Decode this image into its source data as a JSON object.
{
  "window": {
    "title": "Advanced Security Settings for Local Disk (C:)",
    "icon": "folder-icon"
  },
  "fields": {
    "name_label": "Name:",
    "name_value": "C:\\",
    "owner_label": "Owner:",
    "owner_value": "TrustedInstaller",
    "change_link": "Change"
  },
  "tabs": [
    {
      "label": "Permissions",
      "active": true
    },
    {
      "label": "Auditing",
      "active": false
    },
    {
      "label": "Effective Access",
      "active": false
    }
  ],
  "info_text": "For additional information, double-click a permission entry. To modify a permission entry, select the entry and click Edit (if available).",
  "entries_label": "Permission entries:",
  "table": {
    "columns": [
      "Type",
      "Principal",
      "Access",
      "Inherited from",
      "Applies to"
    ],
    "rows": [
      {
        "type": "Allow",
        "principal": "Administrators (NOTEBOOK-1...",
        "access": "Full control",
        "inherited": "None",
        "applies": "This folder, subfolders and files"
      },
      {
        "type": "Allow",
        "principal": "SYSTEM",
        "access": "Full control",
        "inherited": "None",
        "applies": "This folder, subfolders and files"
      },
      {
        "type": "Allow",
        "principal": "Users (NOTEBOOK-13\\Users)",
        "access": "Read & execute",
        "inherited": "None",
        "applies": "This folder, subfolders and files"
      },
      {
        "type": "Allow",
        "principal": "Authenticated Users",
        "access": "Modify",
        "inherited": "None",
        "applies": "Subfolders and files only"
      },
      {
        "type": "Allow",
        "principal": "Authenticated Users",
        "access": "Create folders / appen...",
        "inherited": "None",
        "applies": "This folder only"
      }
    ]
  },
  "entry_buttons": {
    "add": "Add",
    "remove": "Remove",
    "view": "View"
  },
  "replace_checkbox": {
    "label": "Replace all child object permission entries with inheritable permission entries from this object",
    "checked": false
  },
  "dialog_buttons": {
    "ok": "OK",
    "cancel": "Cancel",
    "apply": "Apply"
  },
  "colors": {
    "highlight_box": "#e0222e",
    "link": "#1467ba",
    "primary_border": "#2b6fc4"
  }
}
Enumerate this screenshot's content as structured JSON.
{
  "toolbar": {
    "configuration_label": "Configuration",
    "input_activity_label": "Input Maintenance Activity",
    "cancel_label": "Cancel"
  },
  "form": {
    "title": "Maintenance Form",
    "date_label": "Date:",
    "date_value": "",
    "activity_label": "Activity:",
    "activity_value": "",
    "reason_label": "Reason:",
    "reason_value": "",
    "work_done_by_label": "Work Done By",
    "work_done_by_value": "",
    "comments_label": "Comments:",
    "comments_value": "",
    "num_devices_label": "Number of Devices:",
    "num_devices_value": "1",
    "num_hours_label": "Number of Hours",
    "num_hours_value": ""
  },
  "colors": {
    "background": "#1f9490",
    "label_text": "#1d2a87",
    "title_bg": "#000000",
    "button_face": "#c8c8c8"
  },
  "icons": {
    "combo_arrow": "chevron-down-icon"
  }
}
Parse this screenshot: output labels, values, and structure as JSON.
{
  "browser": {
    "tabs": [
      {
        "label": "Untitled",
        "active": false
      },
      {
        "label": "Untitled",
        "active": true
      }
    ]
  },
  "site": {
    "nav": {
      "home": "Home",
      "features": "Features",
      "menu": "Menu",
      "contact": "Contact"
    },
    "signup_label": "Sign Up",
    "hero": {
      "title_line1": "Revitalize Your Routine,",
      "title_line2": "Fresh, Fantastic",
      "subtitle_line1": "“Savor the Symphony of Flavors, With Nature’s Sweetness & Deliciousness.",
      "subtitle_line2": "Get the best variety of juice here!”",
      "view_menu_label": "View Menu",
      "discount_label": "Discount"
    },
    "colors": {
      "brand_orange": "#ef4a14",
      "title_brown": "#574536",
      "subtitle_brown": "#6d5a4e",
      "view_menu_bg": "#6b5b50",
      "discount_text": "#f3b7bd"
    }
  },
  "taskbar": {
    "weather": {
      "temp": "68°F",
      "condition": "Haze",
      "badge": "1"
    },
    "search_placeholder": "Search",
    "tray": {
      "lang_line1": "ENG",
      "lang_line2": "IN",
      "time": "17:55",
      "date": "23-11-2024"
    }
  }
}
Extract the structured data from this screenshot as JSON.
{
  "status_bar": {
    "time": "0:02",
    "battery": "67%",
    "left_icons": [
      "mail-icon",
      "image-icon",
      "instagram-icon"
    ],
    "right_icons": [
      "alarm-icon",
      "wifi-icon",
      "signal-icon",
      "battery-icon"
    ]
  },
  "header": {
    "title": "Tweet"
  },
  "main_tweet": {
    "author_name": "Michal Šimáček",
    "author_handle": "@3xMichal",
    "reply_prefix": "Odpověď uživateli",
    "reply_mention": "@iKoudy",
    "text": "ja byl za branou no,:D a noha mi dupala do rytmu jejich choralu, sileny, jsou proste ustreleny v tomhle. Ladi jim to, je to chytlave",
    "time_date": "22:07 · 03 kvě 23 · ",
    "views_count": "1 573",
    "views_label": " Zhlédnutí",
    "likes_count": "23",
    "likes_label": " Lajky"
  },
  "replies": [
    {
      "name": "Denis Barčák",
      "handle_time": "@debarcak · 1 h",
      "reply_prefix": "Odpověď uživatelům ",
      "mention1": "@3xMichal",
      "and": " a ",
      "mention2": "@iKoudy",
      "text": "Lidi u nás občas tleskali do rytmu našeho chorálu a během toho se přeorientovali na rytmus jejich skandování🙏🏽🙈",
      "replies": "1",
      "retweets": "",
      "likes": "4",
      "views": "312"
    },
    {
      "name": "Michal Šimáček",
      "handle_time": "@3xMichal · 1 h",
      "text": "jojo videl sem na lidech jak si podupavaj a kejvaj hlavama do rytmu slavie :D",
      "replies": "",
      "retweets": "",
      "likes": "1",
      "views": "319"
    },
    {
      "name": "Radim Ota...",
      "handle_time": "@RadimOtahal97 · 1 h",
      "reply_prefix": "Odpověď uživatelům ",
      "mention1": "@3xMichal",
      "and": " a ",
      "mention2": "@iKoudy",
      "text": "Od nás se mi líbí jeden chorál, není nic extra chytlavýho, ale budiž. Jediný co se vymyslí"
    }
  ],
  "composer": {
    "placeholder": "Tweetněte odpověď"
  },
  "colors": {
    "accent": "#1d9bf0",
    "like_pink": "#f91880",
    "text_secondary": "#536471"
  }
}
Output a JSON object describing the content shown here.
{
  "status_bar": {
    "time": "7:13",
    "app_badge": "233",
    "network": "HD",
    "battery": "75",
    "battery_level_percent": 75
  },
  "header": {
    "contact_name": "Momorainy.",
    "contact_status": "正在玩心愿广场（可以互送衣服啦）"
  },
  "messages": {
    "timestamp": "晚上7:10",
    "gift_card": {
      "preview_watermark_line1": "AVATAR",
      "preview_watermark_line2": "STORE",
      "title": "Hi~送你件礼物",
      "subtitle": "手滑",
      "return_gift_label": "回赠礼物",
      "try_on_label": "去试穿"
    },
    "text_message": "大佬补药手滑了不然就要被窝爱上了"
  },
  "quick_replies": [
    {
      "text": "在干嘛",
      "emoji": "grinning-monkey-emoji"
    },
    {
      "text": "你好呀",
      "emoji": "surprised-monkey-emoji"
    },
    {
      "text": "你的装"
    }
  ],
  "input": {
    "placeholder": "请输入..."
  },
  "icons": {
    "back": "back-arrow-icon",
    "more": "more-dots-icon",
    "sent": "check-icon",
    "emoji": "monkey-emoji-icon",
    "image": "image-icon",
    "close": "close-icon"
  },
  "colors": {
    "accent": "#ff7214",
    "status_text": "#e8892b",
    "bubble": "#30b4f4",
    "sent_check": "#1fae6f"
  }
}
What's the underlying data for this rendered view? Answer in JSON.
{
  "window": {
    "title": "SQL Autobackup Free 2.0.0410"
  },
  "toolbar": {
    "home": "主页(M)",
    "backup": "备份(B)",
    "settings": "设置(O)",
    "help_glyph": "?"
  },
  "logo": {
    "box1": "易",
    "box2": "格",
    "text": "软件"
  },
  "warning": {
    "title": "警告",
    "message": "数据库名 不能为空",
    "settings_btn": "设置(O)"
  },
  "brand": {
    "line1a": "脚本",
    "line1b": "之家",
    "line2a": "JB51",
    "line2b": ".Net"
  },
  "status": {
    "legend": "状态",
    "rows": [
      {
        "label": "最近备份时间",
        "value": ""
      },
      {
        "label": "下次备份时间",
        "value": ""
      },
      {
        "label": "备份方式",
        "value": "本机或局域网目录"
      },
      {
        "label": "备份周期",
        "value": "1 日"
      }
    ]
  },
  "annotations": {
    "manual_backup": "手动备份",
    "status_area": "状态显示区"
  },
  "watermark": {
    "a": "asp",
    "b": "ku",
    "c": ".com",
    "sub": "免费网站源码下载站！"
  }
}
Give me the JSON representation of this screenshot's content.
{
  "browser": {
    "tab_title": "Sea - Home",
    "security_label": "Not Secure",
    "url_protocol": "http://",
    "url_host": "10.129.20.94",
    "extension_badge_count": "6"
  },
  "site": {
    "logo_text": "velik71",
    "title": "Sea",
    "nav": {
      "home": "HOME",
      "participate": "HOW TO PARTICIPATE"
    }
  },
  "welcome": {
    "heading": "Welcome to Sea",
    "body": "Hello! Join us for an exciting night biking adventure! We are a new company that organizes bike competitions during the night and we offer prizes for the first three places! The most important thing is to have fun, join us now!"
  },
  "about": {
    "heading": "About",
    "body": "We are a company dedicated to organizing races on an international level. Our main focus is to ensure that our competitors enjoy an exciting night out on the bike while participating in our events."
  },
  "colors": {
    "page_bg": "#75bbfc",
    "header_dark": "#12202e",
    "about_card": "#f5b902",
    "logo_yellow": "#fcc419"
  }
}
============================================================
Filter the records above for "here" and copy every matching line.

Exercise result:
      "subtitle_line2": "Get the best variety of juice here!”",
Output a JSON object describing the content shown here.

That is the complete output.